A typical station is a complete unit that can be carried in the boot of a car and can be lifted out and set up in a few minutes. It will be battery powered and have a telescopic ¼ wave resonant antenna made from a telescopic fibreglass pole and a length of wire or aluminium sections. It will have wheels or be light enough to be moved to a suitable set up location.
I use a small aluminium trolley used for carrying a medium sized suitcase with wheels.
All of the equipment mounted on the trolley must be insulated from the trolley!!!!
The foot of the trolley or in fact the entire trolley frame will act as the GTU grounding foot and will have a thin piece of wood mounted under it to insulate it from ground. There is NO direct connection to ground just capacitive coupling!
Typical equipment on board the trolley will include: Radio, GTU, an antenna tuner (ATU) fitted with a SWR and power meter, a battery possibly a deep cycle model, 18 to 50AH works well depending on you TX power. A mount for your resonant antenna and interconnecting cables. You may also incorporate a linear amp, additional battery required!
Setting up and getting on the air:
After constructing your station you will need to learn how to tune it. Set yourself up in a clear area away from any structures and start the tuning process.
It pays to have a pre resonated ¼ antenna for the band you wish to tune but it is possible to tune the antenna with your portable station.
Tune your radio midway on the desired band and switch to low power and AM or FM transmission. This will give you a nice continuous carrier signal to tune with.

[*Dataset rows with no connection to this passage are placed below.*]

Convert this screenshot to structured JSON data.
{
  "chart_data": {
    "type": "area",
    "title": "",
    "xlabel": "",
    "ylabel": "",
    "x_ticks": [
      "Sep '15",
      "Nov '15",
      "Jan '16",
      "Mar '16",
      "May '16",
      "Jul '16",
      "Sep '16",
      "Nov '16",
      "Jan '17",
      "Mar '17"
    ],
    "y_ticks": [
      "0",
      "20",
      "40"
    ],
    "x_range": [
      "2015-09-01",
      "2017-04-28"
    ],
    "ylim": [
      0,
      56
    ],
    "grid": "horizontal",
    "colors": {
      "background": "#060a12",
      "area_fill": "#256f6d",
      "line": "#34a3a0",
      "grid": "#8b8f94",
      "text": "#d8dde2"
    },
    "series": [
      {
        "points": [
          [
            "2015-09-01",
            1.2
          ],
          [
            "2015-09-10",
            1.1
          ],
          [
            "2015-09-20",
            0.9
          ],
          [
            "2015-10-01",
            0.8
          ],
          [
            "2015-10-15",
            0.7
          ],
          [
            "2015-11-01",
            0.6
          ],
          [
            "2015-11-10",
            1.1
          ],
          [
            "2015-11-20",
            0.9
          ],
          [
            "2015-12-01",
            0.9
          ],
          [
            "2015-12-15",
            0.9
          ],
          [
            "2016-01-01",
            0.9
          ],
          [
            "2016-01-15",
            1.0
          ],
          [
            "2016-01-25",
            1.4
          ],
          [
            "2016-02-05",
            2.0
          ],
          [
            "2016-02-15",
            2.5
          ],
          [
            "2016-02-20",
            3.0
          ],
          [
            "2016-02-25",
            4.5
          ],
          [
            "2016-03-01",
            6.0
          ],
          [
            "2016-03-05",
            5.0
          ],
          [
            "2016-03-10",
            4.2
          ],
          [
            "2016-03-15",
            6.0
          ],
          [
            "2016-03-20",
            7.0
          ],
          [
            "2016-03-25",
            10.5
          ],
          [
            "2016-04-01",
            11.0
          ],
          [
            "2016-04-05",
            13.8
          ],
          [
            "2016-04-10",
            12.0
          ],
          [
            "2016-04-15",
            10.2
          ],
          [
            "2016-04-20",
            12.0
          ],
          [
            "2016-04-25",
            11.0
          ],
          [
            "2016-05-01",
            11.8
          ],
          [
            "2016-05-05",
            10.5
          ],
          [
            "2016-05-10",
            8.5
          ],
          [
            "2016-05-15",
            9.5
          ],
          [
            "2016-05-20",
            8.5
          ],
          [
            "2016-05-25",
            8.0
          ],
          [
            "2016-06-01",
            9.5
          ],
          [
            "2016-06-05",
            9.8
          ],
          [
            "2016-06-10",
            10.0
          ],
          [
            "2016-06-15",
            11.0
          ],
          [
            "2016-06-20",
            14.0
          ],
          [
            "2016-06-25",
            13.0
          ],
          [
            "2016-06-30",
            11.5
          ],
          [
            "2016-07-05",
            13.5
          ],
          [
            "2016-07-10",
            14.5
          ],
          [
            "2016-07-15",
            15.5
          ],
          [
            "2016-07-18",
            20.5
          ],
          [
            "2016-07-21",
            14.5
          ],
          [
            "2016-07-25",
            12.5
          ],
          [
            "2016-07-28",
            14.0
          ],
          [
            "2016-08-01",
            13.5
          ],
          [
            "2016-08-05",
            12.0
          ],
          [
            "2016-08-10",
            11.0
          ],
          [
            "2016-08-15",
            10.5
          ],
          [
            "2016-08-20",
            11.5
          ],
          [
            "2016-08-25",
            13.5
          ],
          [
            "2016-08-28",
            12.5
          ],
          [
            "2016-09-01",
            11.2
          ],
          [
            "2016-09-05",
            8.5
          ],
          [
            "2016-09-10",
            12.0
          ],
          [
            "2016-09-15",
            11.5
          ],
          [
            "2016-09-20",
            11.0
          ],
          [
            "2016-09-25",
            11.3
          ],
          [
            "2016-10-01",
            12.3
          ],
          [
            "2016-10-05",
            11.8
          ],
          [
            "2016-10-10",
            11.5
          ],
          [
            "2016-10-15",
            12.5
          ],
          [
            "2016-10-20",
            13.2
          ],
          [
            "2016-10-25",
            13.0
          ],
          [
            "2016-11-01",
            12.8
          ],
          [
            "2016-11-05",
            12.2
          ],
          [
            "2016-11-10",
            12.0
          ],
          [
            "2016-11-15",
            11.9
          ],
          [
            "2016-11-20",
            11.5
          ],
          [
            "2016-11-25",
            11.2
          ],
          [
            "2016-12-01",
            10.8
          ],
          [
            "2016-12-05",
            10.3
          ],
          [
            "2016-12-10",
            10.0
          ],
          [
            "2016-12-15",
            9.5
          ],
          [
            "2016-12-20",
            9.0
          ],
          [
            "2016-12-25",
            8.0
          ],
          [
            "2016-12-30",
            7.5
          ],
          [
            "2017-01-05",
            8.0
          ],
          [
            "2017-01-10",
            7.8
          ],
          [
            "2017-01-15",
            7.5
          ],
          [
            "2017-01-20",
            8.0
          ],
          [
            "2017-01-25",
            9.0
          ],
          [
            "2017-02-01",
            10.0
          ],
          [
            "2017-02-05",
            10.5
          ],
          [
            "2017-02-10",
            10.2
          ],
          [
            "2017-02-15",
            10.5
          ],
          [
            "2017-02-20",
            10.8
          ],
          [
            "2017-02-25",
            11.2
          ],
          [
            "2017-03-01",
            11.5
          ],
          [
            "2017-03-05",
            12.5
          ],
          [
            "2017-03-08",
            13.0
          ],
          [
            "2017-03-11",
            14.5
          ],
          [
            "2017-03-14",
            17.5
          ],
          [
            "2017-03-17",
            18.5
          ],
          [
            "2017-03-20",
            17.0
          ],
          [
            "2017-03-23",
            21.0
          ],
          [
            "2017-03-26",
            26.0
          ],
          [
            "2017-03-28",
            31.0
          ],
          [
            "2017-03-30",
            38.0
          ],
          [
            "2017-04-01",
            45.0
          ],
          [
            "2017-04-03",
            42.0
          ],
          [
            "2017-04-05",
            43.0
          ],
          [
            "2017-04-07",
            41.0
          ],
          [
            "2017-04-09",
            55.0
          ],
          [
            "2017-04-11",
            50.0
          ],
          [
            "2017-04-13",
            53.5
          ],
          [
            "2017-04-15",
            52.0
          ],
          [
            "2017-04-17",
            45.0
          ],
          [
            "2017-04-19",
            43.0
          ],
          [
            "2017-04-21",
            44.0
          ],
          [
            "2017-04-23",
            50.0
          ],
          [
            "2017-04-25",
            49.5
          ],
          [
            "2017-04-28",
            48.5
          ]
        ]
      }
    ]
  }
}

The aim in tuning is to get the highest power into your antenna with the lowest SWR and the highest GTU current.
After successfully tuning your station to the best values switch your ATU to bypass, this should give you an indication of how resonant your antenna is and give you the opportunity to change its length to resonance.
After doing this switch your ATU back in circuit and retune, all should be good!
Now you are ready to switch to SSB and get on the air.
An analogue or digital voltmeter connected to your battery is a good addition for monitoring you battery state.
A valuable item in tuning your station is a Field Strength Meter. By setting it up a short distance from your station you can monitor your transmitted signal while tuning for maximum output.
Note: Every time you set up your station you will have to retune it because of differing ground conditions below the foot. You will learn which ground conditions work best and of course if your operating frequency band changes the GTU will also need to be re-tuned to optimise the ground current.
I have found beach sand to be poor but rocks near the waters edge to be good. Wet soil to be better than dry soil. You will see the results quickly when you compare different locations.
Six key points about the “ground plane”
1) The ground plane for any vertical antenna is just as important as the antenna itself and it will dictate the overall performance of the antenna system. It’s the “other half” of the antenna system and the use of a GTU will enable you to couple to this perfect ground plane without any trailing wires.
2) The complete radiated beam only forms several wavelengths from the antenna so a large ground-plane like the sea is ideal.
3) Multiple reflections from the sea in the “fresnel zone” dramatically improves performance.
4) The salt water of the sea creates a perfect ground-plane for the antenna to work against much like a sheet of copper stretching for many miles.
5) Operating near to the sea increases the ground wave and decreases the angle of radiation, this enhanced effect is only truly effective where the tide covers the sand even at “low tide”
6) Location: Operating close to the sea can see a 15-20dB increase to “low angle” receive and transmitted signals compared to locations even a short distance away from the sea.
Good luck with your station, if constructed correctly you will not be disappointed.
When a distant station asks you what antenna you are using you will have the opportunity to try and explain all this over the air, enjoy!